That document, Ferrin said, states that an ALLL estimate should be based on comprehensive, well-documented and consistently applied analysis of the loan portfolio, and should take into account all available information existing as of the financial statement date, including environmental factors like economic, industry, geographical and political factors.
“Examiners have their own personal attitudes and something that can play into what they want you to do,” he said. “As a credit union, you can turn that back around and say, ‘Here are the rules we’re playing by, and the rules you’re supposed to be playing by’.”
Credit unions should complete four key steps in the ALLL process when preparing for an exam, Ferrin said.
They include establishing an appropriate pooling process, an appropriate individual loan identification process, an appropriate qualitative and environmental analysis process and the preparation of a final management and discussion analysis.
“Think of your exam as a playing field,” the Utah accountant said. “You want to narrow it, so by doing these four steps, your examiner knows where the out-of-bounds lines are.”
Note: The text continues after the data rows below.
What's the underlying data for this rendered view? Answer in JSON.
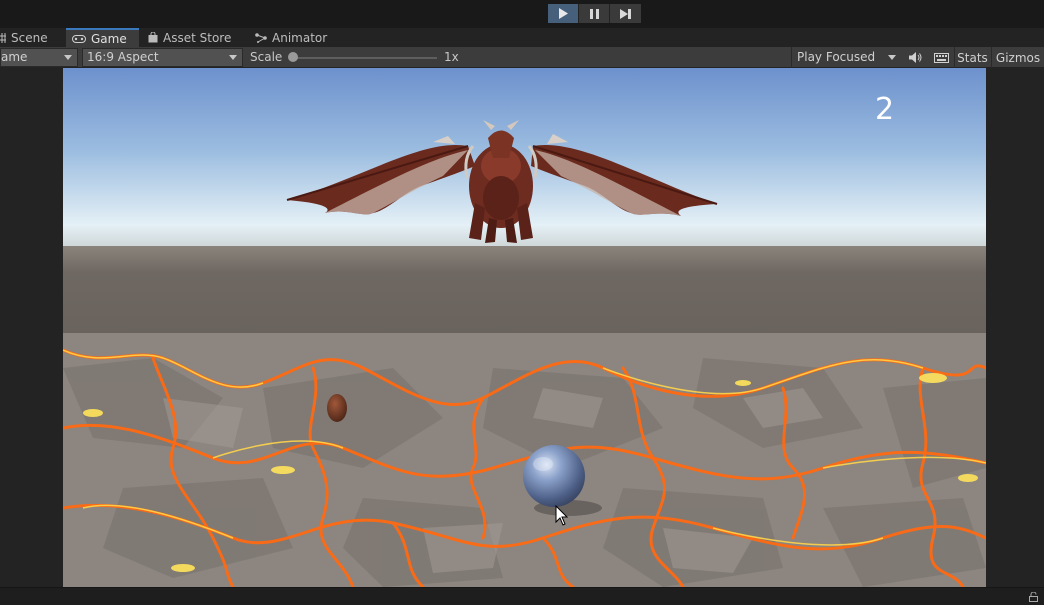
{
  "playbar": {
    "play_icon": "play-icon",
    "pause_icon": "pause-icon",
    "step_icon": "step-icon"
  },
  "tabs": [
    {
      "label": "Scene",
      "icon": "grid-icon"
    },
    {
      "label": "Game",
      "icon": "gamepad-icon"
    },
    {
      "label": "Asset Store",
      "icon": "bag-icon"
    },
    {
      "label": "Animator",
      "icon": "animator-icon"
    }
  ],
  "toolbar": {
    "display_value": "ame",
    "aspect_value": "16:9 Aspect",
    "scale_label": "Scale",
    "scale_value_text": "1x",
    "scale_value": 1,
    "play_mode_value": "Play Focused",
    "stats_label": "Stats",
    "gizmos_label": "Gizmos"
  },
  "game": {
    "score": "2"
  },
  "colors": {
    "accent": "#3a79bb",
    "play_active": "#46607c",
    "sky_top": "#6f94cf",
    "horizon": "#e6f1f6",
    "ground_far": "#6c6660",
    "lava": "#ff7a1a"
  }
}
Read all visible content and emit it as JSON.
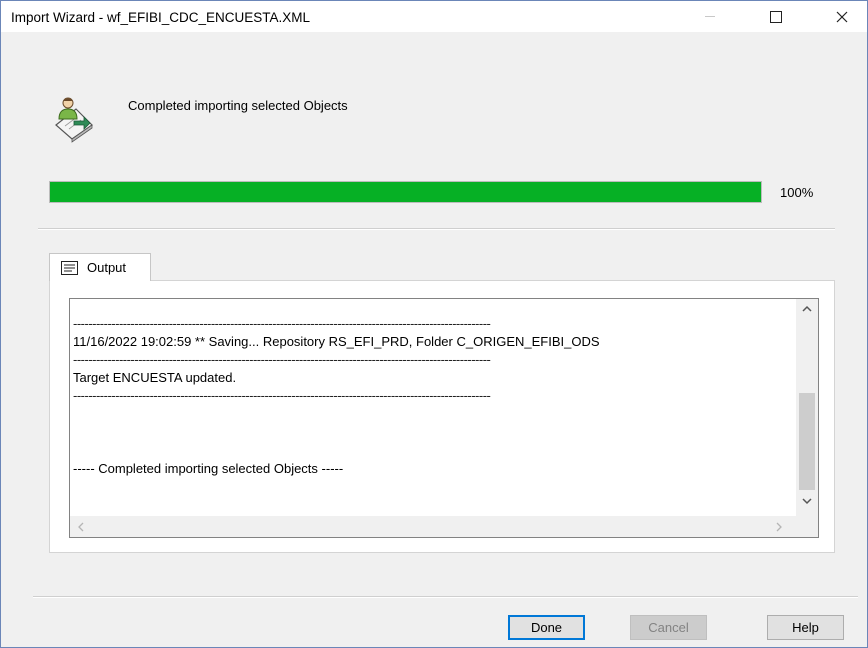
{
  "window": {
    "title": "Import Wizard - wf_EFIBI_CDC_ENCUESTA.XML",
    "controls": {
      "minimize_icon": "minimize-icon",
      "maximize_icon": "maximize-icon",
      "close_icon": "close-icon",
      "close_glyph": "✕"
    }
  },
  "status": {
    "icon": "import-wizard-icon",
    "message": "Completed importing selected Objects"
  },
  "progress": {
    "value": 1.0,
    "label": "100%",
    "color": "#06b025"
  },
  "output_tab": {
    "icon": "output-list-icon",
    "label": "Output",
    "lines": [
      {
        "kind": "dash",
        "text": "-------------------------------------------------------------------------------------------------------------"
      },
      {
        "kind": "text",
        "text": "11/16/2022 19:02:59 ** Saving... Repository RS_EFI_PRD, Folder C_ORIGEN_EFIBI_ODS"
      },
      {
        "kind": "dash",
        "text": "-------------------------------------------------------------------------------------------------------------"
      },
      {
        "kind": "text",
        "text": "Target ENCUESTA updated."
      },
      {
        "kind": "dash",
        "text": "-------------------------------------------------------------------------------------------------------------"
      },
      {
        "kind": "spacer",
        "text": ""
      },
      {
        "kind": "text",
        "text": "----- Completed importing selected Objects -----"
      }
    ]
  },
  "buttons": {
    "done": "Done",
    "cancel": "Cancel",
    "help": "Help"
  }
}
A quick show of hands revealed that most CFOs in the room felt they were being asked to allocate too much to loan losses. Many agreed that examiners were not allowing them to decrease ALLL to pre-recession levels, even if loan losses have fallen accordingly.
While Ferrin agreed funding ALLL is difficult, particularly in today’s low margin environment, pending changes to FASB standards will require allocations to double or even triple.
Although FASB has not yet finalized a standard, despite missing an initial April 30 deadline, Ferrin said, the changes, which will replace funding for incurred losses with expected losses, would be even more difficult to absorb if the ALLL was decreased.
“The current one-year funding requirement we’re currently operating under is really underfunding, if you really think about it,” he said. “It really should be two years. So from that point of view, it makes sense to have more in there. But, that doesn’t make it hurt any less.”